    It supposedly was in 3D – meaning red and blue glasses. It doesn’t relate to what Fleischer did at all. More like planes moving in space.

    However, there is no real verification that it was ever done in 3D. No prints exist, no records exist for that version. I’ve heard about this for years, and suspect that they planned to do it in 3D, but never went forward with it.

  15. on 17 Jan 2008 at 7:57 am 15.j p sutcliffe said …

    tell tale heart – animated version – an excellent rendition… time and effort put into the making of this film… beats the pixalated shite we see now, the disney factory production line fodder we’re forced to view/consume.

  16. on 09 Mar 2008 at 10:39 am 16.dave said …

    There is an animated version of The Tell-Tale Heart at:

  17. on 29 May 2008 at 3:53 pm 17.Modzilla said …

    This, and a couple of the McBoing Boing cartoons
    are included as extras on disc one of the initial 2-disc Hellboy set under the title “From the Den”.

  18. on 30 Mar 2010 at 5:36 pm 18.Sasha said …

    that second to last frame is total francis bacon.
    this movie is incredible, thanks.

  19. on 30 Mar 2010 at 5:41 pm 19.Sasha said …

    francis bacon. antonin artaud. alfred hitchcock. fritz lang. bela legosi. willy wonka. edward gorey. tim burton. scooby doo. dali.

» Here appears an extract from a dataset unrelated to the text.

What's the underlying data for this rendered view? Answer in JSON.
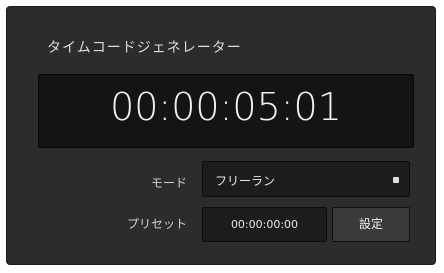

Trackback This Post | Subscribe to the comments through RSS Feed

Leave a Reply

eXTReMe Tracker
click for free hit counter

hit counter